No assessment of the impact of ballast water has ever been done in Montenegro.The Environmental Protection Agency said it expected new analyses about the ballast water in Montenegro’s part of the Adriatic.
UNESCO has warned that “a large number” of cruise and freight ships in the Kotor area is putting at risk the city’s credentials as a world heritage site. The site covers not just the medieval town but the nature and landscapes around too.
“It’s not possible to maintain a balance between mass tourism and environmental protection” said Varda.“One must subjugate the other. Unfortunately, there is a growing fascination with mass tourism and growing [tourism] figures in Montenegro, while nobody mentions the long-term quality and sustainability of the said tourism.”
(Un)protected marine areas
Montenegro is one of a few Mediterranean countries without a single protected marine area. Chapter 27 of the European Union accession talks mandates the existence of at least one.
“For decades, protected marine areas have been recognised across the world as the most efficient way to preserve the marine ecosystems“ Varda said. EPA says it plans to establish one protected zone through a project launched last year worth almost $1.8 million. “Preparations are under way for almost a decade” said Varda.
“Given the current planning, in less than three years we hope to have the first marine protected area established in the vicinity of Katic, an island off the shore of Petrovac, from Platamuni towards the Bay of Traste, in the areas of Ratac and Zukotrlica, Stari Ulcinj and Valdanos”.
The largest cruise ships that have docked in the Bay of Kotor are the Majestic Princess and the Royal Princess, each 330 metres long and accommodating 3,500 passengers and 1,500 crew members.
The Port of Kotor records visits throughout the year, not only in the summer months. The cruise ships Regina della Pace, Artemis and Athens traditionally open cruising season in the Bay of Kotor in early January, and close it on or around New Year’s Eve.
Despite heavy traffic in the bay, only four complaints have been lodged to the Maritime Safety Authority in regard to cruise ships in the Bay of Kotor. The objections are related to pollution.

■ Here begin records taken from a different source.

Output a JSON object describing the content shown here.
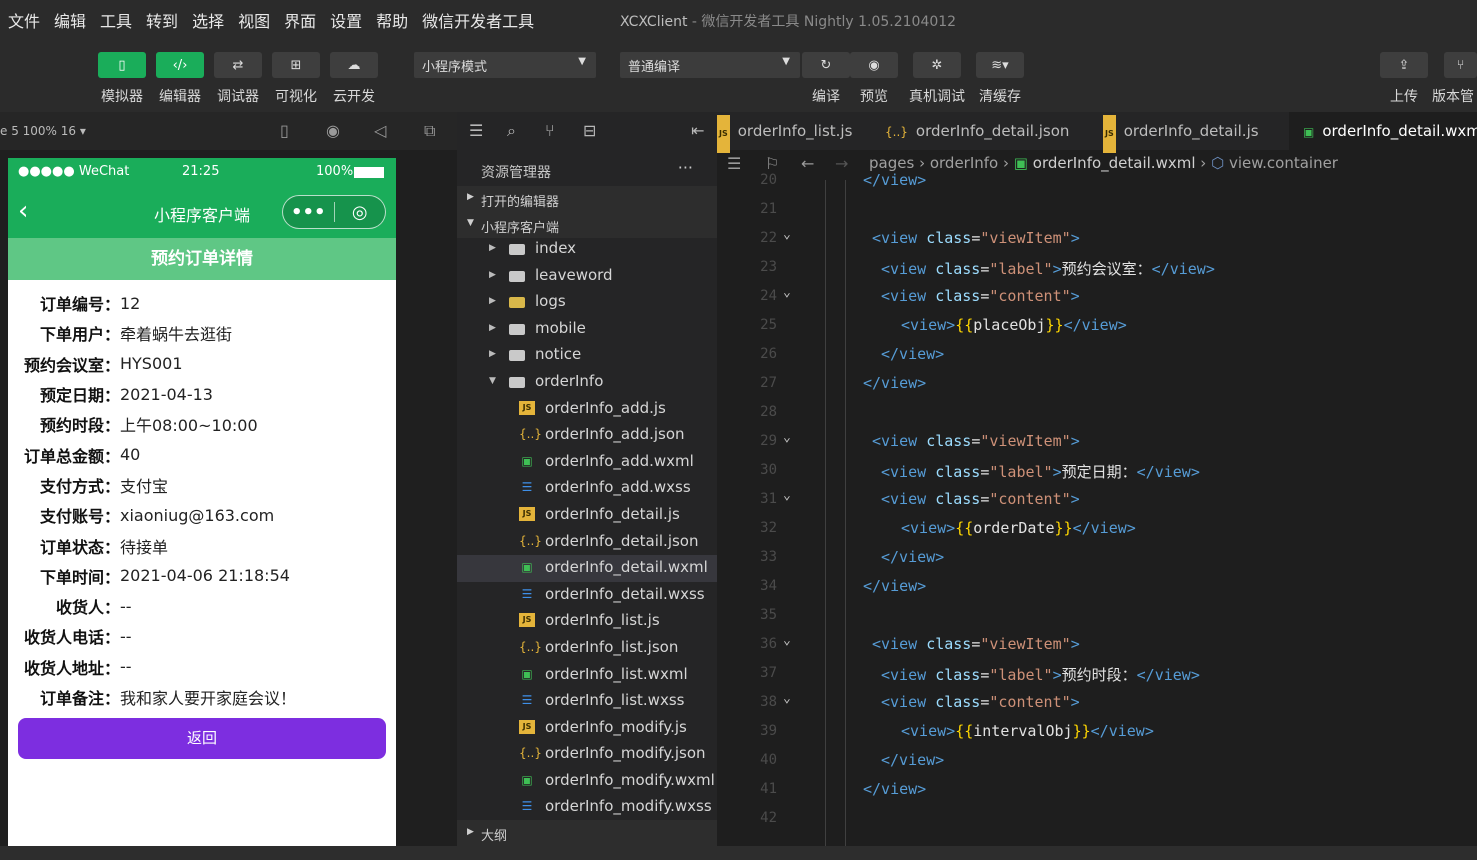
{
  "menubar": {
    "items": [
      "文件",
      "编辑",
      "工具",
      "转到",
      "选择",
      "视图",
      "界面",
      "设置",
      "帮助",
      "微信开发者工具"
    ],
    "app_title": "XCXClient",
    "app_subtitle": "- 微信开发者工具 Nightly 1.05.2104012"
  },
  "toolbar": {
    "left_buttons": [
      {
        "label": "模拟器",
        "icon": "phone-icon"
      },
      {
        "label": "编辑器",
        "icon": "code-icon"
      },
      {
        "label": "调试器",
        "icon": "debug-icon"
      },
      {
        "label": "可视化",
        "icon": "layout-icon"
      },
      {
        "label": "云开发",
        "icon": "cloud-icon"
      }
    ],
    "mode_select": "小程序模式",
    "compile_select": "普通编译",
    "right_buttons": [
      {
        "label": "编译",
        "icon": "refresh-icon"
      },
      {
        "label": "预览",
        "icon": "eye-icon"
      },
      {
        "label": "真机调试",
        "icon": "bug-icon"
      },
      {
        "label": "清缓存",
        "icon": "layers-icon"
      }
    ],
    "far_right": [
      {
        "label": "上传",
        "icon": "upload-icon"
      },
      {
        "label": "版本管",
        "icon": "branch-icon"
      }
    ]
  },
  "subbar": {
    "device": "e 5 100% 16 ▾"
  },
  "phone": {
    "status_carrier": "●●●●● WeChat",
    "status_time": "21:25",
    "status_battery": "100%",
    "nav_title": "小程序客户端",
    "page_header": "预约订单详情",
    "fields": [
      {
        "label": "订单编号：",
        "value": "12"
      },
      {
        "label": "下单用户：",
        "value": "牵着蜗牛去逛街"
      },
      {
        "label": "预约会议室：",
        "value": "HYS001"
      },
      {
        "label": "预定日期：",
        "value": "2021-04-13"
      },
      {
        "label": "预约时段：",
        "value": "上午08:00~10:00"
      },
      {
        "label": "订单总金额：",
        "value": "40"
      },
      {
        "label": "支付方式：",
        "value": "支付宝"
      },
      {
        "label": "支付账号：",
        "value": "xiaoniug@163.com"
      },
      {
        "label": "订单状态：",
        "value": "待接单"
      },
      {
        "label": "下单时间：",
        "value": "2021-04-06 21:18:54"
      },
      {
        "label": "收货人：",
        "value": "--"
      },
      {
        "label": "收货人电话：",
        "value": "--"
      },
      {
        "label": "收货人地址：",
        "value": "--"
      },
      {
        "label": "订单备注：",
        "value": "我和家人要开家庭会议！"
      }
    ],
    "return_button": "返回"
  },
  "explorer": {
    "title": "资源管理器",
    "more": "···",
    "open_editors": "打开的编辑器",
    "project": "小程序客户端",
    "outline": "大纲",
    "tree": [
      {
        "name": "index",
        "type": "folder",
        "depth": 1,
        "expanded": false
      },
      {
        "name": "leaveword",
        "type": "folder",
        "depth": 1,
        "expanded": false
      },
      {
        "name": "logs",
        "type": "folder-special",
        "depth": 1,
        "expanded": false
      },
      {
        "name": "mobile",
        "type": "folder",
        "depth": 1,
        "expanded": false
      },
      {
        "name": "notice",
        "type": "folder",
        "depth": 1,
        "expanded": false
      },
      {
        "name": "orderInfo",
        "type": "folder-open",
        "depth": 1,
        "expanded": true
      },
      {
        "name": "orderInfo_add.js",
        "type": "js",
        "depth": 2
      },
      {
        "name": "orderInfo_add.json",
        "type": "json",
        "depth": 2
      },
      {
        "name": "orderInfo_add.wxml",
        "type": "wxml",
        "depth": 2
      },
      {
        "name": "orderInfo_add.wxss",
        "type": "wxss",
        "depth": 2
      },
      {
        "name": "orderInfo_detail.js",
        "type": "js",
        "depth": 2
      },
      {
        "name": "orderInfo_detail.json",
        "type": "json",
        "depth": 2
      },
      {
        "name": "orderInfo_detail.wxml",
        "type": "wxml",
        "depth": 2,
        "selected": true
      },
      {
        "name": "orderInfo_detail.wxss",
        "type": "wxss",
        "depth": 2
      },
      {
        "name": "orderInfo_list.js",
        "type": "js",
        "depth": 2
      },
      {
        "name": "orderInfo_list.json",
        "type": "json",
        "depth": 2
      },
      {
        "name": "orderInfo_list.wxml",
        "type": "wxml",
        "depth": 2
      },
      {
        "name": "orderInfo_list.wxss",
        "type": "wxss",
        "depth": 2
      },
      {
        "name": "orderInfo_modify.js",
        "type": "js",
        "depth": 2
      },
      {
        "name": "orderInfo_modify.json",
        "type": "json",
        "depth": 2
      },
      {
        "name": "orderInfo_modify.wxml",
        "type": "wxml",
        "depth": 2
      },
      {
        "name": "orderInfo_modify.wxss",
        "type": "wxss",
        "depth": 2
      }
    ]
  },
  "editor": {
    "tabs": [
      {
        "label": "orderInfo_list.js",
        "type": "js"
      },
      {
        "label": "orderInfo_detail.json",
        "type": "json"
      },
      {
        "label": "orderInfo_detail.js",
        "type": "js"
      },
      {
        "label": "orderInfo_detail.wxml",
        "type": "wxml",
        "active": true
      }
    ],
    "breadcrumb": {
      "p1": "pages",
      "p2": "orderInfo",
      "p3": "orderInfo_detail.wxml",
      "p4": "view.container"
    },
    "lines": [
      {
        "n": "20",
        "indent": 0,
        "parts": [
          [
            "tag",
            "</view>"
          ]
        ]
      },
      {
        "n": "21",
        "indent": 0,
        "parts": []
      },
      {
        "n": "22",
        "indent": 1,
        "fold": true,
        "parts": [
          [
            "tag",
            "<view "
          ],
          [
            "attr",
            "class"
          ],
          [
            "txt",
            "="
          ],
          [
            "str",
            "\"viewItem\""
          ],
          [
            "tag",
            ">"
          ]
        ]
      },
      {
        "n": "23",
        "indent": 2,
        "parts": [
          [
            "tag",
            "<view "
          ],
          [
            "attr",
            "class"
          ],
          [
            "txt",
            "="
          ],
          [
            "str",
            "\"label\""
          ],
          [
            "tag",
            ">"
          ],
          [
            "txt",
            "预约会议室："
          ],
          [
            "tag",
            "</view>"
          ]
        ]
      },
      {
        "n": "24",
        "indent": 2,
        "fold": true,
        "parts": [
          [
            "tag",
            "<view "
          ],
          [
            "attr",
            "class"
          ],
          [
            "txt",
            "="
          ],
          [
            "str",
            "\"content\""
          ],
          [
            "tag",
            ">"
          ]
        ]
      },
      {
        "n": "25",
        "indent": 3,
        "parts": [
          [
            "tag",
            "<view>"
          ],
          [
            "br",
            "{{"
          ],
          [
            "txt",
            "placeObj"
          ],
          [
            "br",
            "}}"
          ],
          [
            "tag",
            "</view>"
          ]
        ]
      },
      {
        "n": "26",
        "indent": 2,
        "parts": [
          [
            "tag",
            "</view>"
          ]
        ]
      },
      {
        "n": "27",
        "indent": 0,
        "parts": [
          [
            "tag",
            "</view>"
          ]
        ]
      },
      {
        "n": "28",
        "indent": 0,
        "parts": []
      },
      {
        "n": "29",
        "indent": 1,
        "fold": true,
        "parts": [
          [
            "tag",
            "<view "
          ],
          [
            "attr",
            "class"
          ],
          [
            "txt",
            "="
          ],
          [
            "str",
            "\"viewItem\""
          ],
          [
            "tag",
            ">"
          ]
        ]
      },
      {
        "n": "30",
        "indent": 2,
        "parts": [
          [
            "tag",
            "<view "
          ],
          [
            "attr",
            "class"
          ],
          [
            "txt",
            "="
          ],
          [
            "str",
            "\"label\""
          ],
          [
            "tag",
            ">"
          ],
          [
            "txt",
            "预定日期："
          ],
          [
            "tag",
            "</view>"
          ]
        ]
      },
      {
        "n": "31",
        "indent": 2,
        "fold": true,
        "parts": [
          [
            "tag",
            "<view "
          ],
          [
            "attr",
            "class"
          ],
          [
            "txt",
            "="
          ],
          [
            "str",
            "\"content\""
          ],
          [
            "tag",
            ">"
          ]
        ]
      },
      {
        "n": "32",
        "indent": 3,
        "parts": [
          [
            "tag",
            "<view>"
          ],
          [
            "br",
            "{{"
          ],
          [
            "txt",
            "orderDate"
          ],
          [
            "br",
            "}}"
          ],
          [
            "tag",
            "</view>"
          ]
        ]
      },
      {
        "n": "33",
        "indent": 2,
        "parts": [
          [
            "tag",
            "</view>"
          ]
        ]
      },
      {
        "n": "34",
        "indent": 0,
        "parts": [
          [
            "tag",
            "</view>"
          ]
        ]
      },
      {
        "n": "35",
        "indent": 0,
        "parts": []
      },
      {
        "n": "36",
        "indent": 1,
        "fold": true,
        "parts": [
          [
            "tag",
            "<view "
          ],
          [
            "attr",
            "class"
          ],
          [
            "txt",
            "="
          ],
          [
            "str",
            "\"viewItem\""
          ],
          [
            "tag",
            ">"
          ]
        ]
      },
      {
        "n": "37",
        "indent": 2,
        "parts": [
          [
            "tag",
            "<view "
          ],
          [
            "attr",
            "class"
          ],
          [
            "txt",
            "="
          ],
          [
            "str",
            "\"label\""
          ],
          [
            "tag",
            ">"
          ],
          [
            "txt",
            "预约时段："
          ],
          [
            "tag",
            "</view>"
          ]
        ]
      },
      {
        "n": "38",
        "indent": 2,
        "fold": true,
        "parts": [
          [
            "tag",
            "<view "
          ],
          [
            "attr",
            "class"
          ],
          [
            "txt",
            "="
          ],
          [
            "str",
            "\"content\""
          ],
          [
            "tag",
            ">"
          ]
        ]
      },
      {
        "n": "39",
        "indent": 3,
        "parts": [
          [
            "tag",
            "<view>"
          ],
          [
            "br",
            "{{"
          ],
          [
            "txt",
            "intervalObj"
          ],
          [
            "br",
            "}}"
          ],
          [
            "tag",
            "</view>"
          ]
        ]
      },
      {
        "n": "40",
        "indent": 2,
        "parts": [
          [
            "tag",
            "</view>"
          ]
        ]
      },
      {
        "n": "41",
        "indent": 0,
        "parts": [
          [
            "tag",
            "</view>"
          ]
        ]
      },
      {
        "n": "42",
        "indent": 0,
        "parts": []
      }
    ]
  }
}
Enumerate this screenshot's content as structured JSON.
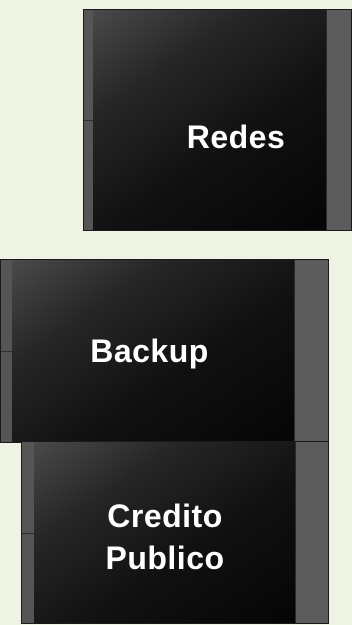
{
  "tiles": [
    {
      "id": "redes",
      "lines": [
        "Redes"
      ]
    },
    {
      "id": "backup",
      "lines": [
        "Backup"
      ]
    },
    {
      "id": "credito-publico",
      "lines": [
        "Credito",
        "Publico"
      ]
    }
  ],
  "colors": {
    "background": "#eef3e4",
    "tile_face": "#111111",
    "tile_strip": "#555555",
    "label_text": "#ffffff"
  }
}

BIRN & CIN-CG tried to find out from the authorities if any cruise ship has ever faced sanctions during its stay in the bay and the grounds thereof. The Port of Kotor, the Safety and Security Inspection of Kotor and the Ministry of Transport and Maritime Affairs simply ignored our inquiry.